Palestinians to Sell First Fair Trade Product
The glimmers of an economic revival for Palestinians will grow early next year with the launch of their first fair trade product. Fair trade olive oil will hit the shops in 2009
With the help of dedicated volunteers from around Pembrokeshire, Wales has become the world’s first Fairtrade nation.
Parminder Bahra has written a couple of Fairtrade articles in the Times this morning, which seem to have been and gone from The Times website, maybe just a technical hitch (I'll check later) or it maybe because he rips into the charity for living of its margin and fees and that some workers have yet to see any benefit...
Tea workers still waiting to reap Fairtrade benefits - Times Online
Supermarkets seeking to promote their ethical buying policies proclaim that their produce is Fairtrade, and customers buy such goods in the belief that they are doing their bit for workers in the developing world.
However, an investigation by The Times suggests that workers on plantations that supply Fairtrade tea are not seeing their lives improve as they should. ...
Some workers suspect that the scheme is being used to make estates appear socially responsible as demand increases in the West for Fairtrade-labelled goods. ...Fairtrade estates can also supplement their output by buying from noncertified plantations, although they cannot then sell such produce as Fairtrade.
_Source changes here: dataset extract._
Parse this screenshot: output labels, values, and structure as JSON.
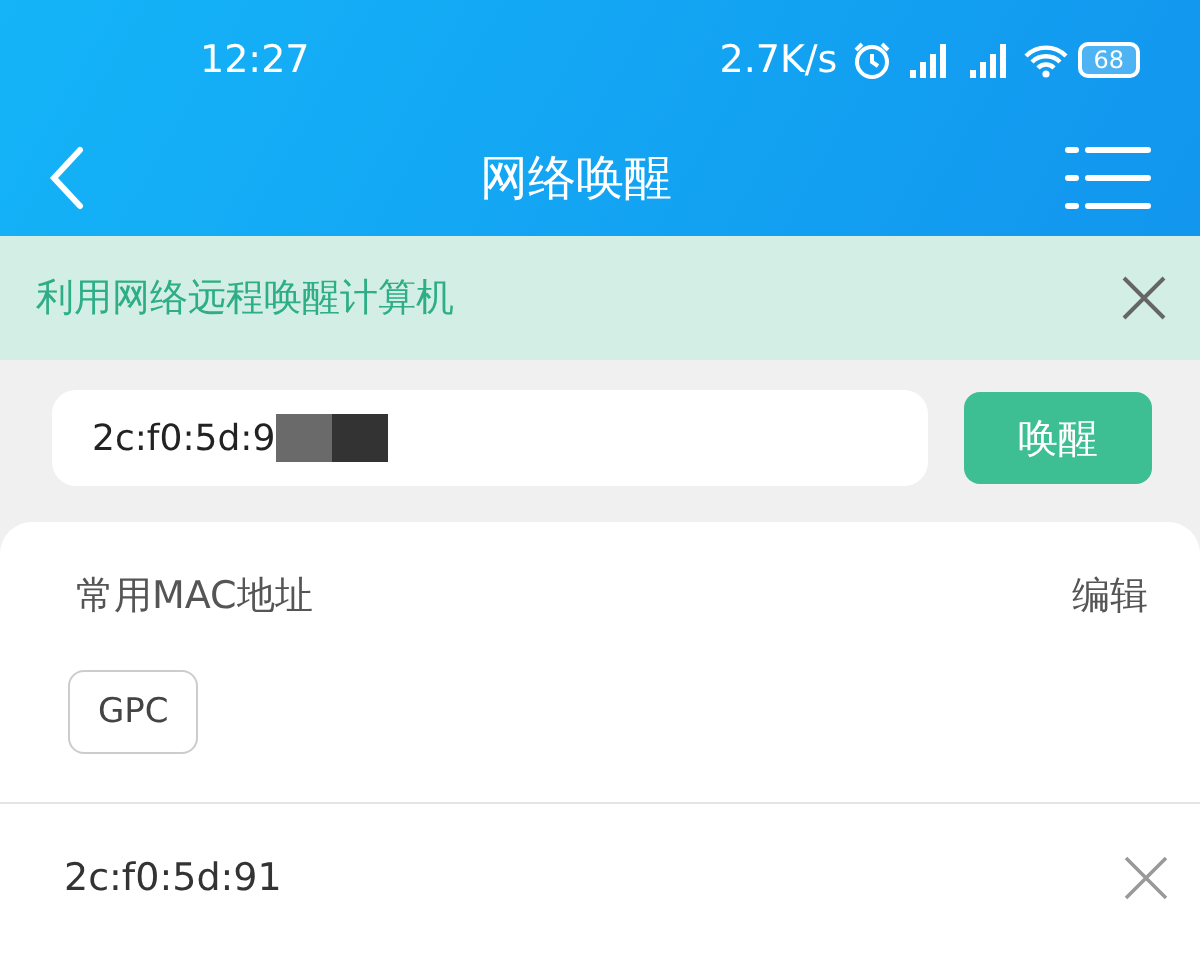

For example, Eastern Produce Kenya, a Fairtrade-certified trader, regularly buys noncertified tea from the Kaprachoge estate, where conditions are far from those stipulated for certification.
Fairtrade inspections are announced in advance. “The estate owners can tell the workers not to be critical. It is a harsh system – [the workers] are deeply afraid of the owners because they can lose their job.”
The Fairtrade Foundation ...was unhappy with inspections being conducted by independent organisations and it tried to influence the outcomes of these inspections, Paola Ghillani, ..a former board member said.
“The Fairtrade Foundation at that time, and maybe now, has got too much at stake. They were living from funding, but also from licence fees [they received] each time they gave the label to a licensee. The inspection and certification system is not independent enough.”
You may remember that the The ASI revealed "a number of inconvenient truths about Fairtrade" sometime ago.